Current practices for estimating model uncertainty and achieving realistic variability may introduce stochastic perturbations into initial conditions for computer simulations, for example. Or they may add random forcing and dissipation to existing numerical simulation models, then adjust noise parameters on an empirical basis, by trial and error.
However, a posteriori addition of stochasticity to an already tuned model to increase weather variability, for example, tends to be more valuable for ‘hindcasts’, rather than forecasts. It is generally understood in the weather and climate science community that stochasticity should be incorporated at a fundamental level within the design of physi-cal process parameterisations for improvements in the dynamical core of the simulation models.

This talk will explain what has been done recently to develop stochastic fluid dynamics in the context of geometric mechanics and homogenisation theory for fast and slow timescales. It may be interesting to a wide range of mechanical engineers, fluid dynamicists, meteorologists, and mathematicians.

Biography: 

Darryl Holm has been a Professor of Mathematics at Imperial College London since 2005. Previously, he had held a variety of research positions at Los Alamos National Laboratory for 34 years. Holm’s field of research is called Geometric Mechanics. Topics include propagation and breaking of nonlinear waves in fluids; emergent singular solutions of ideal fluid equations; and turbulence models for global ocean circulation. Recently, Holm has derived a new data-driven variational theory of Stochastic Geometric Mechanics for geophysical fluid dynamics (GFD). Holm’s approach is especially designed for data assimilation and uncertainty quantification in the ocean, atmosphere, weather and climate science.

 

 

Hosted by: Prof.
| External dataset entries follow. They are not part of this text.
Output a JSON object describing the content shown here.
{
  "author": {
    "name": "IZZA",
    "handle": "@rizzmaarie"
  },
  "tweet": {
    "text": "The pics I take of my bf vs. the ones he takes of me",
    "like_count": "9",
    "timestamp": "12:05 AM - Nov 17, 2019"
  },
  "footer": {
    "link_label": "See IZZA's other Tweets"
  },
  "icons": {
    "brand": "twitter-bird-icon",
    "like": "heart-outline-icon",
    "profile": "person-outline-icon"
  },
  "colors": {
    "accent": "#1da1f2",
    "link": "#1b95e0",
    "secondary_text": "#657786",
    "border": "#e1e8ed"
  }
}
Shawn C. Shadden, 5126 Etcheverry Hall, 664-9800, shadden@berkeley.edu